§ **WHAT TO WORK ON**
Your task is to copy each line of the material below that includes "ratio".

§ **DATA TO USE**

-------

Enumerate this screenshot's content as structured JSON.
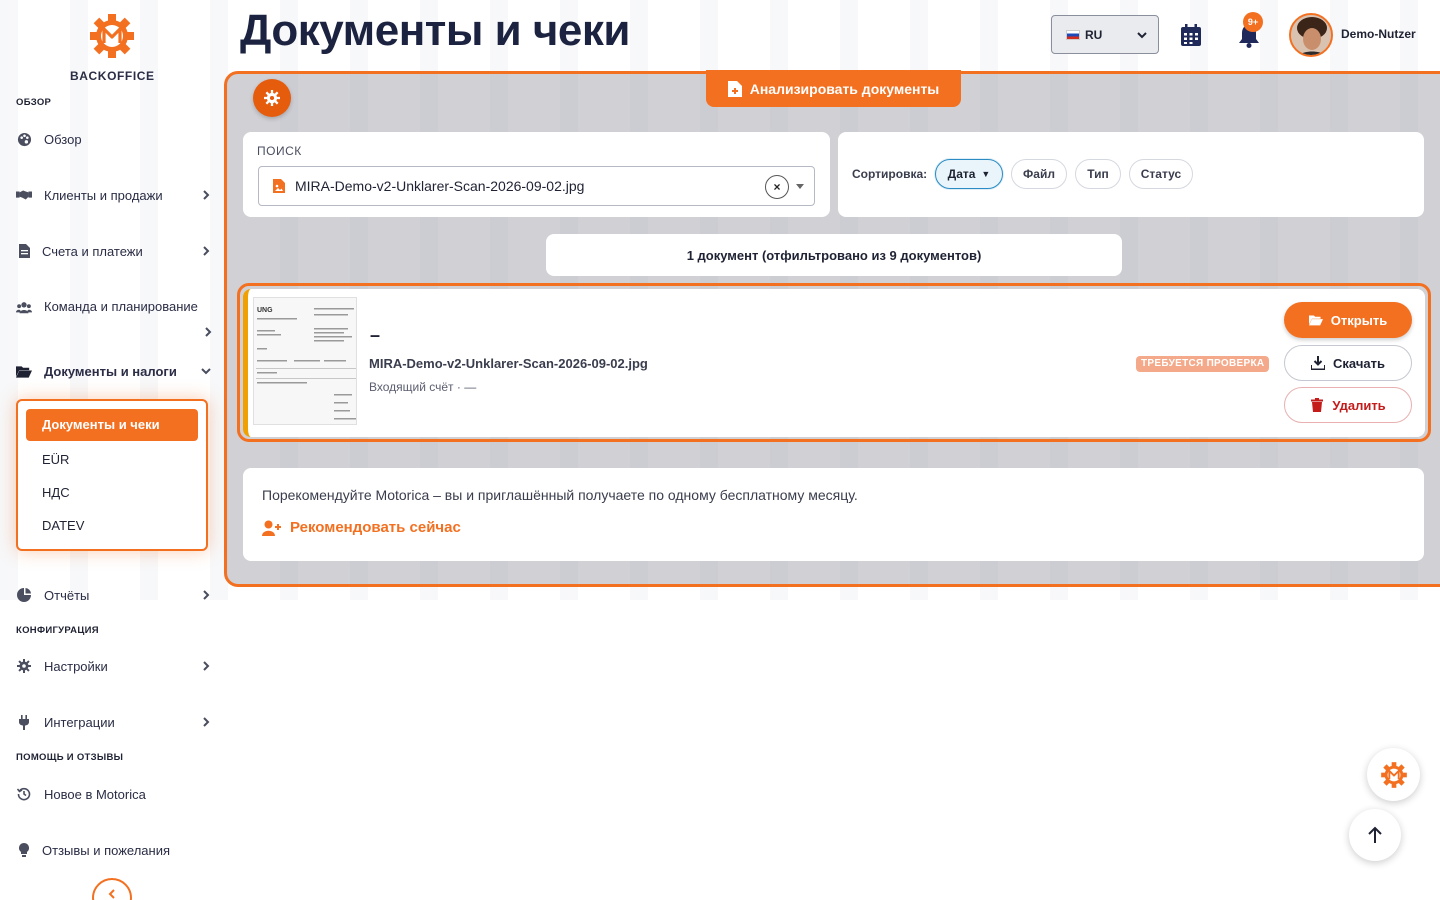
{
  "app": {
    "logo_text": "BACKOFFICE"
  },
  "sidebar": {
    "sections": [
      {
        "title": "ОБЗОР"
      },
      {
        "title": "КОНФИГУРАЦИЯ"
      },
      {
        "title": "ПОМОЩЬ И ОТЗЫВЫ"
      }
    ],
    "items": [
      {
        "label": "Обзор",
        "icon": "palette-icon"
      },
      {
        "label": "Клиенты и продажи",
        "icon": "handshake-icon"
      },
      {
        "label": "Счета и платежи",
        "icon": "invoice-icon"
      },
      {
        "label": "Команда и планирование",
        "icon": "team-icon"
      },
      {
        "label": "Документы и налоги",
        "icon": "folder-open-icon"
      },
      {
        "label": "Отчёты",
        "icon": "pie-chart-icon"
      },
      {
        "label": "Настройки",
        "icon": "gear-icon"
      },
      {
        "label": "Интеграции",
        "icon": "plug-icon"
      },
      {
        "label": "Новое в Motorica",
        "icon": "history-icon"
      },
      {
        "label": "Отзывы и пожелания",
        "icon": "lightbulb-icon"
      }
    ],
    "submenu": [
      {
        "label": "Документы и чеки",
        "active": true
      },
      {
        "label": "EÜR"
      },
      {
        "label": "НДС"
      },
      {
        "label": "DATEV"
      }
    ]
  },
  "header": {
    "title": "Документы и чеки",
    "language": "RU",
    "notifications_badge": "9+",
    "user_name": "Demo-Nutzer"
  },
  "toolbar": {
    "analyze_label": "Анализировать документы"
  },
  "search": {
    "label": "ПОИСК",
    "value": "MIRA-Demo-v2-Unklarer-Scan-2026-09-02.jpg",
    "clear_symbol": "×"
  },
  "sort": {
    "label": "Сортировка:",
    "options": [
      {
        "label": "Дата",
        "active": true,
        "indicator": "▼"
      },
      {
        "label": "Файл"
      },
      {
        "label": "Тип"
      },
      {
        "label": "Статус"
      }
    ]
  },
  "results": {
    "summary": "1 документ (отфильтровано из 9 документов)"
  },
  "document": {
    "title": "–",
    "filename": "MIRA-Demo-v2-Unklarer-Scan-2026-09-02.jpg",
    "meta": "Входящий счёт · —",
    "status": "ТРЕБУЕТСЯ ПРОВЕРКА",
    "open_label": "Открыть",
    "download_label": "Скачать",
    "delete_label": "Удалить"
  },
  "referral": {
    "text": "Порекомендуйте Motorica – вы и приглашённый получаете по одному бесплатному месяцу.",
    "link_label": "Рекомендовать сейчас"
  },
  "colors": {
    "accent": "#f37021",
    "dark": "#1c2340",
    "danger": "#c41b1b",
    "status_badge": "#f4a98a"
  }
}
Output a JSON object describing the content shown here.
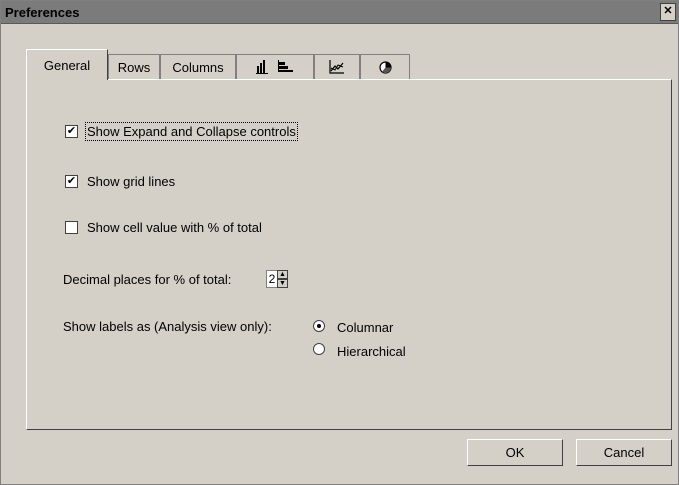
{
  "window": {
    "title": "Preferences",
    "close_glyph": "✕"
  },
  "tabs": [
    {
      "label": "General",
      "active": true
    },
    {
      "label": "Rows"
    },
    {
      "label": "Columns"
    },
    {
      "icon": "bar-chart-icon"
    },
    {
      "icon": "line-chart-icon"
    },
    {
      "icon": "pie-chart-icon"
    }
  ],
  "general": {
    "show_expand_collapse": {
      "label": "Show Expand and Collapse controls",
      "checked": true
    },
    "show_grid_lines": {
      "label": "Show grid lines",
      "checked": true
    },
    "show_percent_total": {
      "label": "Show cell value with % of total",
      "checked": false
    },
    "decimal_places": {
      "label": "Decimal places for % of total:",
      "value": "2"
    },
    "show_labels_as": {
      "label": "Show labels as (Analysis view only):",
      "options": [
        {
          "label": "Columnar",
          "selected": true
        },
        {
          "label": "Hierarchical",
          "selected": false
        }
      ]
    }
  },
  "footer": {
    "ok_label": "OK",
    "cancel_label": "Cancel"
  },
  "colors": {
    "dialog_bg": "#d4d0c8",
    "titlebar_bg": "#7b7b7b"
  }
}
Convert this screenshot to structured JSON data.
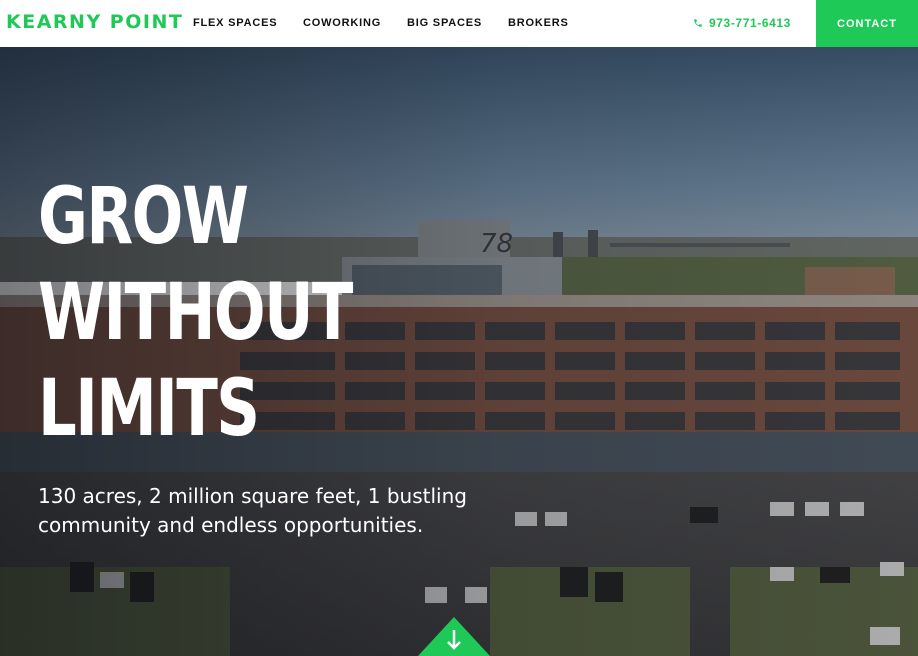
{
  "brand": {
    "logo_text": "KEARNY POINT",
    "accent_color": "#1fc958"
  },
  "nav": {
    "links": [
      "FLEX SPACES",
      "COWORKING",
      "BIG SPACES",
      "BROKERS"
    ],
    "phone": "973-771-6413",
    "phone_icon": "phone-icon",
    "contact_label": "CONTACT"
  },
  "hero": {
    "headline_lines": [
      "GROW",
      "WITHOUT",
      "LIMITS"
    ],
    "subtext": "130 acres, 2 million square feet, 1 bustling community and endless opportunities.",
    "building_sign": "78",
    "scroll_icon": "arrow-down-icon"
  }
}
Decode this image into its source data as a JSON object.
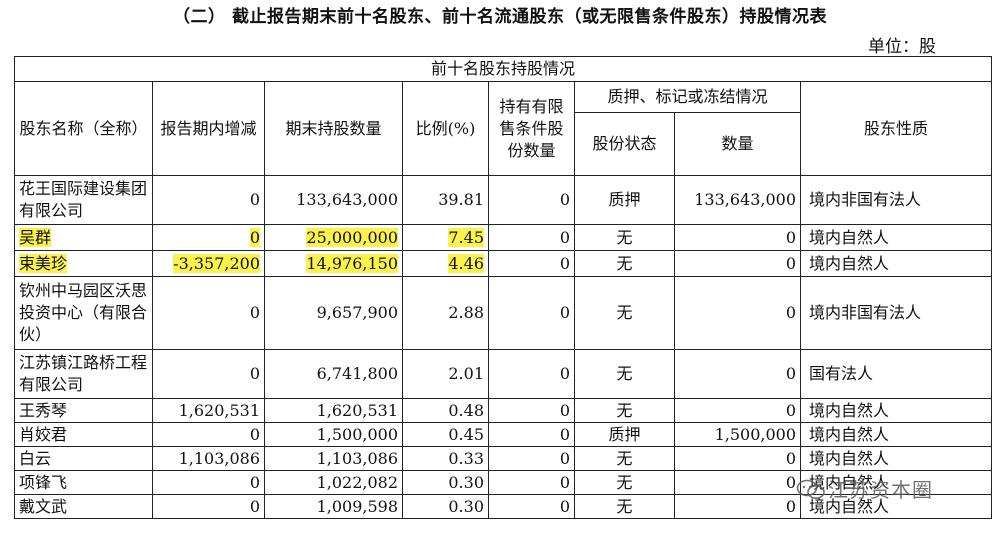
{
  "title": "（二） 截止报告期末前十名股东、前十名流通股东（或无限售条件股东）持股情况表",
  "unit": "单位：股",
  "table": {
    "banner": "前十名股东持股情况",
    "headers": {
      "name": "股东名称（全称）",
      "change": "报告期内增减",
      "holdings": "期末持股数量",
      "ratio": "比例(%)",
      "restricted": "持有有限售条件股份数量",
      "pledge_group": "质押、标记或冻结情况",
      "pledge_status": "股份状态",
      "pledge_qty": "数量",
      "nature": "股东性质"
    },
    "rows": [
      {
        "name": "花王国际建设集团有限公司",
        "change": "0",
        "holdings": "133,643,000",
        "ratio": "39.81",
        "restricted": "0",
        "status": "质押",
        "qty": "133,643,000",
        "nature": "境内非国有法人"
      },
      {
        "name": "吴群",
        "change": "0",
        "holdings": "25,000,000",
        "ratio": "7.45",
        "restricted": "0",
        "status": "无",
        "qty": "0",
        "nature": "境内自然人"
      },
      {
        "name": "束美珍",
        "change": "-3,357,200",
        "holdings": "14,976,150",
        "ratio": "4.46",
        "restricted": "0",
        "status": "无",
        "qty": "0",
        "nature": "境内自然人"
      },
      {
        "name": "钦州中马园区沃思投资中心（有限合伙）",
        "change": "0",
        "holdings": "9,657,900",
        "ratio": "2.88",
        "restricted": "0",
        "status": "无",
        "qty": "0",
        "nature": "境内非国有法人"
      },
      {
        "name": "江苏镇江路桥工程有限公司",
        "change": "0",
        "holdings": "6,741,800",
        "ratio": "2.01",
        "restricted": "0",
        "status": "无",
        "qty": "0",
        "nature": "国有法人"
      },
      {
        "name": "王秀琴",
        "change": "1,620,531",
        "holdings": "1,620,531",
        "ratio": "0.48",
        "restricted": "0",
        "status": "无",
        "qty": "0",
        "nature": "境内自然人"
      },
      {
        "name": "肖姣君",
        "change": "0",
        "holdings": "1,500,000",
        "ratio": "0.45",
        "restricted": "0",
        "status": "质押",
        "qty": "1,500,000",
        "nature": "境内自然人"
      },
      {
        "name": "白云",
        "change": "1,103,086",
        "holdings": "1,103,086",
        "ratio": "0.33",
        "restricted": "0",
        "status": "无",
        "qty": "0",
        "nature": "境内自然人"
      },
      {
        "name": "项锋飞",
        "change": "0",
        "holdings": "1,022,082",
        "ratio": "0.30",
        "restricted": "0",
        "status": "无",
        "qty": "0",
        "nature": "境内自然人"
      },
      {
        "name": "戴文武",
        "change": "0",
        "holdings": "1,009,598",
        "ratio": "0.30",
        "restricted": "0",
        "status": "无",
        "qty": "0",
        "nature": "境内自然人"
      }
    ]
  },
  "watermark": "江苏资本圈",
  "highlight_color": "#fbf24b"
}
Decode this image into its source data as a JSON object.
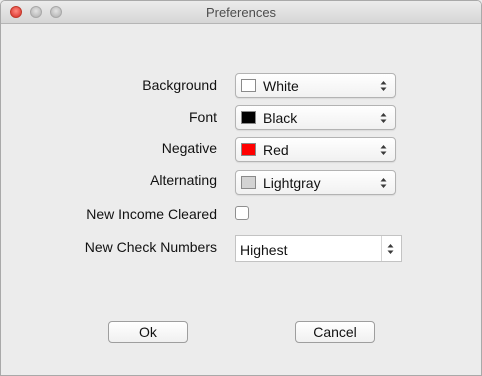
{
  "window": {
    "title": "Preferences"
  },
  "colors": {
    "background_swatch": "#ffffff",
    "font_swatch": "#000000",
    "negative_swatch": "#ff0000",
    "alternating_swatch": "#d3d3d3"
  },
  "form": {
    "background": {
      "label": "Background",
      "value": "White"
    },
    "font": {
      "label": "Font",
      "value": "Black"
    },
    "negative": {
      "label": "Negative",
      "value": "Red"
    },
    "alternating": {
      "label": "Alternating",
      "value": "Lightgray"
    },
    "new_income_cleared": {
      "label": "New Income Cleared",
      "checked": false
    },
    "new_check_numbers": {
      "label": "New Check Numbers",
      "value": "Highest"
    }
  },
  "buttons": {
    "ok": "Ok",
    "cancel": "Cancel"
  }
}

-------

§ **SOLUTION TO THIS TASK**
      "ratio": "比例(%)",
        "ratio": "39.81",
        "ratio": "7.45",
        "ratio": "4.46",
        "ratio": "2.88",
        "ratio": "2.01",
        "ratio": "0.48",
        "ratio": "0.45",
        "ratio": "0.33",
        "ratio": "0.30",
        "ratio": "0.30",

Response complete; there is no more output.